Published: 14 September 2010



New drugs are constantly sought after to improve the survival of patients with malignant gliomas. The ideal substance would selectively target tumor cells without eliciting toxic side effects. Here, we report on the anti-proliferative, anti-migratory, and anti-invasive properties of the natural, nontoxic compound Curcumin observed in five human glioblastoma (GBM) cell lines in vitro.


We used monolayer wound healing assays, modified Boyden chamber trans-well assays, and cell growth assays to quantify cell migration, invasion, and proliferation in the absence or presence of Curcumin at various concentrations. Levels of the transcription factor phospho-STAT3, a potential target of Curcumin, were determined by sandwich-ELISA. Subsequent effects on transcription of genes regulating the cell cycle were analyzed by quantitative real-time PCR. Effects on apoptosis were determined by caspase assays.


Curcumin potently inhibited GBM cell proliferation as well as migration and invasion in all cell lines contingent on dose.
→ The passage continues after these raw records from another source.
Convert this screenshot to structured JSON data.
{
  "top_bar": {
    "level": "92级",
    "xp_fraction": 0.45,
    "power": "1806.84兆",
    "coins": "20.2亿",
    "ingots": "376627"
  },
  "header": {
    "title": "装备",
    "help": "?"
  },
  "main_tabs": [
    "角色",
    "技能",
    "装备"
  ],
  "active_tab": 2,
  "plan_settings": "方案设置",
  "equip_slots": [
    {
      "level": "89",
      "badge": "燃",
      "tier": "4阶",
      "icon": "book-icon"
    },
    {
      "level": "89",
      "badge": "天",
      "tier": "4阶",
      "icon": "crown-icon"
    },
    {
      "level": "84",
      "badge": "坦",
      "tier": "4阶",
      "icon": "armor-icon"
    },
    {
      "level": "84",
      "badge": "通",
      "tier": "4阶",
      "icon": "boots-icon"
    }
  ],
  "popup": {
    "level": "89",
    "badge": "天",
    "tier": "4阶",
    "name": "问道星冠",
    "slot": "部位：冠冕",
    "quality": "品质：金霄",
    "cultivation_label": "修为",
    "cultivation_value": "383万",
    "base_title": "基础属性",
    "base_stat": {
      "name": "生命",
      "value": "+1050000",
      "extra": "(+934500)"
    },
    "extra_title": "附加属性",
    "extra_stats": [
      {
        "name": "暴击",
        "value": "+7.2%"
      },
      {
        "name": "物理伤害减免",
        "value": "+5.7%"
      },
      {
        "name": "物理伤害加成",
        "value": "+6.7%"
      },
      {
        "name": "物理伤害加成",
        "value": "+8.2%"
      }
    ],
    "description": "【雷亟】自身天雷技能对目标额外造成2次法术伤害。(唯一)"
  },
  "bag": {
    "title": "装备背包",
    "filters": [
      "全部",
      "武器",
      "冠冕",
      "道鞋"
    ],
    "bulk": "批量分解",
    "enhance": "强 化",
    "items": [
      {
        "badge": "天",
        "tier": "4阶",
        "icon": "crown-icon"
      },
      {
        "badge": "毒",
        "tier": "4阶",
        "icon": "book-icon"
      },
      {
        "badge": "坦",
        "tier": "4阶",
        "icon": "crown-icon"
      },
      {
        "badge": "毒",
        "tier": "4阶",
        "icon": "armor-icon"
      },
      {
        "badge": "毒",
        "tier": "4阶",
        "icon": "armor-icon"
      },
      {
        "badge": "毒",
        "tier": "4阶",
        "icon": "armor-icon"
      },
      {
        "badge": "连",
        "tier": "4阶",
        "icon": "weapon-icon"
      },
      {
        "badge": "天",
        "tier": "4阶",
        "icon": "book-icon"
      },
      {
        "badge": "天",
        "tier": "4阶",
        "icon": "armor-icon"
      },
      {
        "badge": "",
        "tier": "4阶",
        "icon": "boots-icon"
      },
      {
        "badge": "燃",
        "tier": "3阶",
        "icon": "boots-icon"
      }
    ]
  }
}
Simultaneously, levels of the biologically active phospho-STAT3 were decreased and correlated with reduced transcription of the cell cycle regulating gene c-Myc and proliferation marking Ki-67, pointing to a potential mechanism by which Curcumin slows tumor growth.


Curcumin is part of the diet of millions of people every day and is without known toxic side effects. Our data show that Curcumin bears anti-proliferative, anti-migratory, and anti-invasive properties against GBM cells in vitro. These results warrant further in vivo analyses and indicate a potential role of Curcumin in the treatment of malignant gliomas.